Top of The data

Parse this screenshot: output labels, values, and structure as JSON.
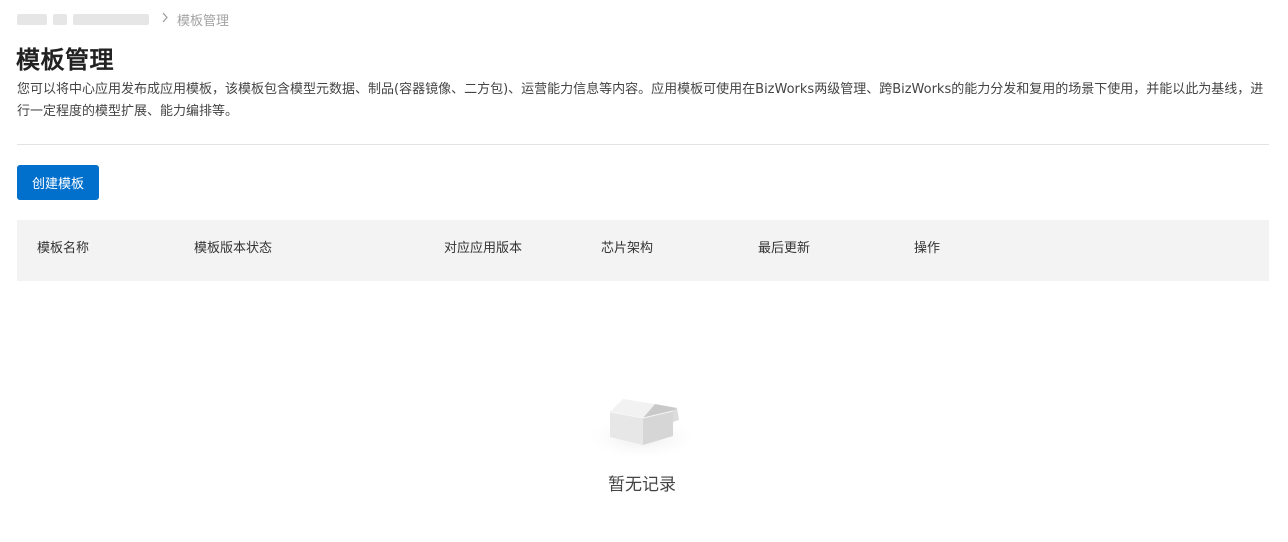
{
  "breadcrumb": {
    "current": "模板管理",
    "separator": ">"
  },
  "page": {
    "title": "模板管理",
    "description": "您可以将中心应用发布成应用模板，该模板包含模型元数据、制品(容器镜像、二方包)、运营能力信息等内容。应用模板可使用在BizWorks两级管理、跨BizWorks的能力分发和复用的场景下使用，并能以此为基线，进行一定程度的模型扩展、能力编排等。"
  },
  "toolbar": {
    "create_label": "创建模板"
  },
  "table": {
    "columns": [
      "模板名称",
      "模板版本状态",
      "对应应用版本",
      "芯片架构",
      "最后更新",
      "操作"
    ],
    "rows": []
  },
  "empty_state": {
    "text": "暂无记录",
    "icon": "empty-box-icon"
  },
  "colors": {
    "primary": "#0070cc",
    "header_bg": "#f3f3f3"
  }
}
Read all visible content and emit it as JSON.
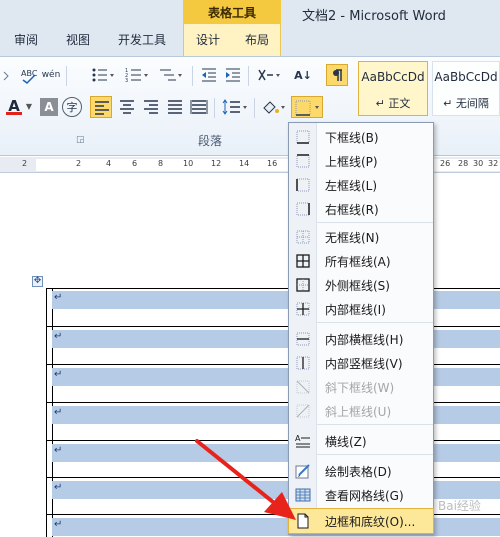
{
  "window": {
    "title": "文档2 - Microsoft Word",
    "context_tab": "表格工具"
  },
  "tabs": [
    "审阅",
    "视图",
    "开发工具",
    "设计",
    "布局"
  ],
  "ribbon": {
    "group_label": "段落",
    "styles": [
      {
        "sample": "AaBbCcDd",
        "name": "↵ 正文",
        "selected": true
      },
      {
        "sample": "AaBbCcDd",
        "name": "↵ 无间隔",
        "selected": false
      }
    ],
    "font_sample_glyph": "A",
    "char_glyph": "字",
    "sort_glyph": "A↓",
    "pinyin_glyph": "wén",
    "text_color": "#e2231a",
    "highlight_color": "#fcd96a"
  },
  "ruler": {
    "ticks": [
      "2",
      "2",
      "4",
      "6",
      "8",
      "10",
      "12",
      "14",
      "16",
      "26",
      "28",
      "30",
      "32"
    ]
  },
  "document": {
    "para_mark": "↵",
    "row_fill_color": "#b6cbe5",
    "move_handle": "✥"
  },
  "border_menu": {
    "items": [
      {
        "label": "下框线(B)",
        "icon": "bottom-border-icon",
        "disabled": false
      },
      {
        "label": "上框线(P)",
        "icon": "top-border-icon",
        "disabled": false
      },
      {
        "label": "左框线(L)",
        "icon": "left-border-icon",
        "disabled": false
      },
      {
        "label": "右框线(R)",
        "icon": "right-border-icon",
        "disabled": false
      },
      {
        "label": "无框线(N)",
        "icon": "no-border-icon",
        "disabled": false
      },
      {
        "label": "所有框线(A)",
        "icon": "all-borders-icon",
        "disabled": false
      },
      {
        "label": "外侧框线(S)",
        "icon": "outside-borders-icon",
        "disabled": false
      },
      {
        "label": "内部框线(I)",
        "icon": "inside-borders-icon",
        "disabled": false
      },
      {
        "label": "内部横框线(H)",
        "icon": "inside-horizontal-border-icon",
        "disabled": false
      },
      {
        "label": "内部竖框线(V)",
        "icon": "inside-vertical-border-icon",
        "disabled": false
      },
      {
        "label": "斜下框线(W)",
        "icon": "diagonal-down-border-icon",
        "disabled": true
      },
      {
        "label": "斜上框线(U)",
        "icon": "diagonal-up-border-icon",
        "disabled": true
      },
      {
        "label": "横线(Z)",
        "icon": "horizontal-line-icon",
        "disabled": false
      },
      {
        "label": "绘制表格(D)",
        "icon": "draw-table-icon",
        "disabled": false
      },
      {
        "label": "查看网格线(G)",
        "icon": "view-gridlines-icon",
        "disabled": false
      },
      {
        "label": "边框和底纹(O)...",
        "icon": "borders-shading-icon",
        "disabled": false,
        "highlighted": true
      }
    ]
  },
  "annotation": {
    "arrow_color": "#e8231b"
  },
  "watermark": "Bai经验"
}
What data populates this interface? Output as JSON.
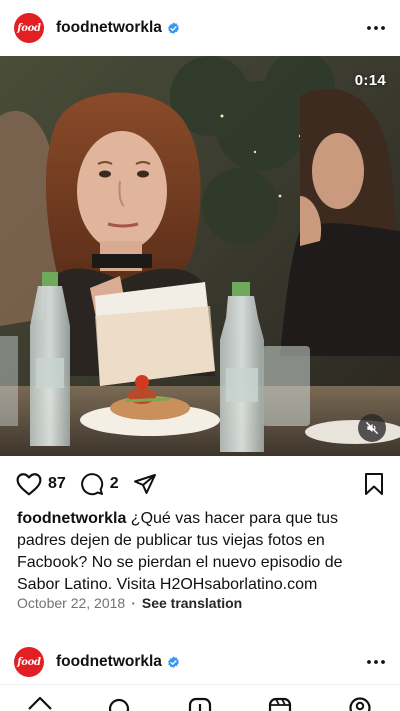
{
  "post": {
    "account": {
      "username": "foodnetworkla",
      "avatar_text": "food",
      "avatar_color": "#e22024",
      "verified": true,
      "verified_color": "#3897f0"
    },
    "media": {
      "type": "video",
      "timestamp": "0:14",
      "muted": true
    },
    "actions": {
      "likes": "87",
      "comments": "2"
    },
    "caption": {
      "username": "foodnetworkla",
      "text": "¿Qué vas hacer para que tus padres dejen de publicar tus viejas fotos en Facbook? No se pierdan el nuevo episodio de Sabor Latino. Visita H2OHsaborlatino.com"
    },
    "date": "October 22, 2018",
    "see_translation": "See translation"
  },
  "next_post": {
    "account": {
      "username": "foodnetworkla",
      "avatar_text": "food",
      "verified": true
    }
  },
  "icons": {
    "like": "heart-icon",
    "comment": "comment-icon",
    "share": "send-icon",
    "save": "bookmark-icon",
    "more": "more-icon",
    "mute": "mute-icon",
    "nav": [
      "home-icon",
      "search-icon",
      "create-icon",
      "reels-icon",
      "profile-icon"
    ]
  }
}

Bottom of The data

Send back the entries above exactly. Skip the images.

Parse this screenshot: output labels, values, and structure as JSON.
{
  "breadcrumb": {
    "current": "模板管理",
    "separator": ">"
  },
  "page": {
    "title": "模板管理",
    "description": "您可以将中心应用发布成应用模板，该模板包含模型元数据、制品(容器镜像、二方包)、运营能力信息等内容。应用模板可使用在BizWorks两级管理、跨BizWorks的能力分发和复用的场景下使用，并能以此为基线，进行一定程度的模型扩展、能力编排等。"
  },
  "toolbar": {
    "create_label": "创建模板"
  },
  "table": {
    "columns": [
      "模板名称",
      "模板版本状态",
      "对应应用版本",
      "芯片架构",
      "最后更新",
      "操作"
    ],
    "rows": []
  },
  "empty_state": {
    "text": "暂无记录",
    "icon": "empty-box-icon"
  },
  "colors": {
    "primary": "#0070cc",
    "header_bg": "#f3f3f3"
  }
}
Read all visible content and emit it as JSON.
{
  "window": {
    "title": "文档2 - Microsoft Word",
    "context_tab": "表格工具"
  },
  "tabs": [
    "审阅",
    "视图",
    "开发工具",
    "设计",
    "布局"
  ],
  "ribbon": {
    "group_label": "段落",
    "styles": [
      {
        "sample": "AaBbCcDd",
        "name": "↵ 正文",
        "selected": true
      },
      {
        "sample": "AaBbCcDd",
        "name": "↵ 无间隔",
        "selected": false
      }
    ],
    "font_sample_glyph": "A",
    "char_glyph": "字",
    "sort_glyph": "A↓",
    "pinyin_glyph": "wén",
    "text_color": "#e2231a",
    "highlight_color": "#fcd96a"
  },
  "ruler": {
    "ticks": [
      "2",
      "2",
      "4",
      "6",
      "8",
      "10",
      "12",
      "14",
      "16",
      "26",
      "28",
      "30",
      "32"
    ]
  },
  "document": {
    "para_mark": "↵",
    "row_fill_color": "#b6cbe5",
    "move_handle": "✥"
  },
  "border_menu": {
    "items": [
      {
        "label": "下框线(B)",
        "icon": "bottom-border-icon",
        "disabled": false
      },
      {
        "label": "上框线(P)",
        "icon": "top-border-icon",
        "disabled": false
      },
      {
        "label": "左框线(L)",
        "icon": "left-border-icon",
        "disabled": false
      },
      {
        "label": "右框线(R)",
        "icon": "right-border-icon",
        "disabled": false
      },
      {
        "label": "无框线(N)",
        "icon": "no-border-icon",
        "disabled": false
      },
      {
        "label": "所有框线(A)",
        "icon": "all-borders-icon",
        "disabled": false
      },
      {
        "label": "外侧框线(S)",
        "icon": "outside-borders-icon",
        "disabled": false
      },
      {
        "label": "内部框线(I)",
        "icon": "inside-borders-icon",
        "disabled": false
      },
      {
        "label": "内部横框线(H)",
        "icon": "inside-horizontal-border-icon",
        "disabled": false
      },
      {
        "label": "内部竖框线(V)",
        "icon": "inside-vertical-border-icon",
        "disabled": false
      },
      {
        "label": "斜下框线(W)",
        "icon": "diagonal-down-border-icon",
        "disabled": true
      },
      {
        "label": "斜上框线(U)",
        "icon": "diagonal-up-border-icon",
        "disabled": true
      },
      {
        "label": "横线(Z)",
        "icon": "horizontal-line-icon",
        "disabled": false
      },
      {
        "label": "绘制表格(D)",
        "icon": "draw-table-icon",
        "disabled": false
      },
      {
        "label": "查看网格线(G)",
        "icon": "view-gridlines-icon",
        "disabled": false
      },
      {
        "label": "边框和底纹(O)...",
        "icon": "borders-shading-icon",
        "disabled": false,
        "highlighted": true
      }
    ]
  },
  "annotation": {
    "arrow_color": "#e8231b"
  },
  "watermark": "Bai经验"
}
What data populates this interface? Output as JSON.
{
  "post": {
    "account": {
      "username": "foodnetworkla",
      "avatar_text": "food",
      "avatar_color": "#e22024",
      "verified": true,
      "verified_color": "#3897f0"
    },
    "media": {
      "type": "video",
      "timestamp": "0:14",
      "muted": true
    },
    "actions": {
      "likes": "87",
      "comments": "2"
    },
    "caption": {
      "username": "foodnetworkla",
      "text": "¿Qué vas hacer para que tus padres dejen de publicar tus viejas fotos en Facbook? No se pierdan el nuevo episodio de Sabor Latino. Visita H2OHsaborlatino.com"
    },
    "date": "October 22, 2018",
    "see_translation": "See translation"
  },
  "next_post": {
    "account": {
      "username": "foodnetworkla",
      "avatar_text": "food",
      "verified": true
    }
  },
  "icons": {
    "like": "heart-icon",
    "comment": "comment-icon",
    "share": "send-icon",
    "save": "bookmark-icon",
    "more": "more-icon",
    "mute": "mute-icon",
    "nav": [
      "home-icon",
      "search-icon",
      "create-icon",
      "reels-icon",
      "profile-icon"
    ]
  }
}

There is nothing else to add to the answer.